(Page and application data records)
--*--

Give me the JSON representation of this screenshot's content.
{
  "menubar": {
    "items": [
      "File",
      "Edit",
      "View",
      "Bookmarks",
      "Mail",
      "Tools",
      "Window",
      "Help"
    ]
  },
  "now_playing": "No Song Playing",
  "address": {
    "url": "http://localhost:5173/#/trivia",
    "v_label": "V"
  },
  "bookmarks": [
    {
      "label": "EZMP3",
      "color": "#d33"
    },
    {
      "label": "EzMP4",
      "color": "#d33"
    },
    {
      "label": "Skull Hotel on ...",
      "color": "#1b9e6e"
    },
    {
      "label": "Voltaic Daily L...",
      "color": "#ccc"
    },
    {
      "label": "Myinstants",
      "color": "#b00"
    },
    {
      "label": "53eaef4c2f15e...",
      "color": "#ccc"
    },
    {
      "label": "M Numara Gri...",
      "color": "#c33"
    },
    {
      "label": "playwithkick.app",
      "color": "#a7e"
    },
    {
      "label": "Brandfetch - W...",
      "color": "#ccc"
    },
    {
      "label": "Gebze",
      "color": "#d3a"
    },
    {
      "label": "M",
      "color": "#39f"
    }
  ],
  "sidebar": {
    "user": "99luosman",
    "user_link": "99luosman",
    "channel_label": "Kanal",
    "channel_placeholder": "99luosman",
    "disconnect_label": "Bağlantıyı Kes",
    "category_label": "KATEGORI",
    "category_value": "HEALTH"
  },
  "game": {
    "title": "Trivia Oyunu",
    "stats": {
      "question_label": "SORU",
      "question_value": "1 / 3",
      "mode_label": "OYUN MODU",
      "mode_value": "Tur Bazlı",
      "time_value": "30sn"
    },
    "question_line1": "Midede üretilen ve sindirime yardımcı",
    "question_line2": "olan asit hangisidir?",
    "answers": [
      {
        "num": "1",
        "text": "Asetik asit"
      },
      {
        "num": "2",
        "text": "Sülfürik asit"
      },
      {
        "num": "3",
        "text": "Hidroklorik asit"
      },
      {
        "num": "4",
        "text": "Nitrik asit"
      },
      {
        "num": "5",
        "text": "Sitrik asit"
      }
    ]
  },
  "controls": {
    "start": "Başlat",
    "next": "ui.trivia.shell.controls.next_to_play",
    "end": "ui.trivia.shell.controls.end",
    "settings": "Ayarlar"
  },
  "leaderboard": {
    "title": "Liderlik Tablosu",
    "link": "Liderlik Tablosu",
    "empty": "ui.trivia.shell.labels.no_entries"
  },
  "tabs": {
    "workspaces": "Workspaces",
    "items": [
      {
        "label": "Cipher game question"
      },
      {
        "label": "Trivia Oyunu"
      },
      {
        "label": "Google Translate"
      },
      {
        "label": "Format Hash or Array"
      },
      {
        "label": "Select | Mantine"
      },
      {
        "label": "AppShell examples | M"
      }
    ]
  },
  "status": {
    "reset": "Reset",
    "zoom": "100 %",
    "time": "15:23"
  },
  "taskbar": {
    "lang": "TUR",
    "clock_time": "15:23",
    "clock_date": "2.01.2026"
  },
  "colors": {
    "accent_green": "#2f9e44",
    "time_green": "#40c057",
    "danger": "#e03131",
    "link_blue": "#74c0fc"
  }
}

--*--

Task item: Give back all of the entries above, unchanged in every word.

Result:
Give me the JSON representation of this screenshot's content.
{
  "menubar": {
    "items": [
      "File",
      "Edit",
      "View",
      "Bookmarks",
      "Mail",
      "Tools",
      "Window",
      "Help"
    ]
  },
  "now_playing": "No Song Playing",
  "address": {
    "url": "http://localhost:5173/#/trivia",
    "v_label": "V"
  },
  "bookmarks": [
    {
      "label": "EZMP3",
      "color": "#d33"
    },
    {
      "label": "EzMP4",
      "color": "#d33"
    },
    {
      "label": "Skull Hotel on ...",
      "color": "#1b9e6e"
    },
    {
      "label": "Voltaic Daily L...",
      "color": "#ccc"
    },
    {
      "label": "Myinstants",
      "color": "#b00"
    },
    {
      "label": "53eaef4c2f15e...",
      "color": "#ccc"
    },
    {
      "label": "M Numara Gri...",
      "color": "#c33"
    },
    {
      "label": "playwithkick.app",
      "color": "#a7e"
    },
    {
      "label": "Brandfetch - W...",
      "color": "#ccc"
    },
    {
      "label": "Gebze",
      "color": "#d3a"
    },
    {
      "label": "M",
      "color": "#39f"
    }
  ],
  "sidebar": {
    "user": "99luosman",
    "user_link": "99luosman",
    "channel_label": "Kanal",
    "channel_placeholder": "99luosman",
    "disconnect_label": "Bağlantıyı Kes",
    "category_label": "KATEGORI",
    "category_value": "HEALTH"
  },
  "game": {
    "title": "Trivia Oyunu",
    "stats": {
      "question_label": "SORU",
      "question_value": "1 / 3",
      "mode_label": "OYUN MODU",
      "mode_value": "Tur Bazlı",
      "time_value": "30sn"
    },
    "question_line1": "Midede üretilen ve sindirime yardımcı",
    "question_line2": "olan asit hangisidir?",
    "answers": [
      {
        "num": "1",
        "text": "Asetik asit"
      },
      {
        "num": "2",
        "text": "Sülfürik asit"
      },
      {
        "num": "3",
        "text": "Hidroklorik asit"
      },
      {
        "num": "4",
        "text": "Nitrik asit"
      },
      {
        "num": "5",
        "text": "Sitrik asit"
      }
    ]
  },
  "controls": {
    "start": "Başlat",
    "next": "ui.trivia.shell.controls.next_to_play",
    "end": "ui.trivia.shell.controls.end",
    "settings": "Ayarlar"
  },
  "leaderboard": {
    "title": "Liderlik Tablosu",
    "link": "Liderlik Tablosu",
    "empty": "ui.trivia.shell.labels.no_entries"
  },
  "tabs": {
    "workspaces": "Workspaces",
    "items": [
      {
        "label": "Cipher game question"
      },
      {
        "label": "Trivia Oyunu"
      },
      {
        "label": "Google Translate"
      },
      {
        "label": "Format Hash or Array"
      },
      {
        "label": "Select | Mantine"
      },
      {
        "label": "AppShell examples | M"
      }
    ]
  },
  "status": {
    "reset": "Reset",
    "zoom": "100 %",
    "time": "15:23"
  },
  "taskbar": {
    "lang": "TUR",
    "clock_time": "15:23",
    "clock_date": "2.01.2026"
  },
  "colors": {
    "accent_green": "#2f9e44",
    "time_green": "#40c057",
    "danger": "#e03131",
    "link_blue": "#74c0fc"
  }
}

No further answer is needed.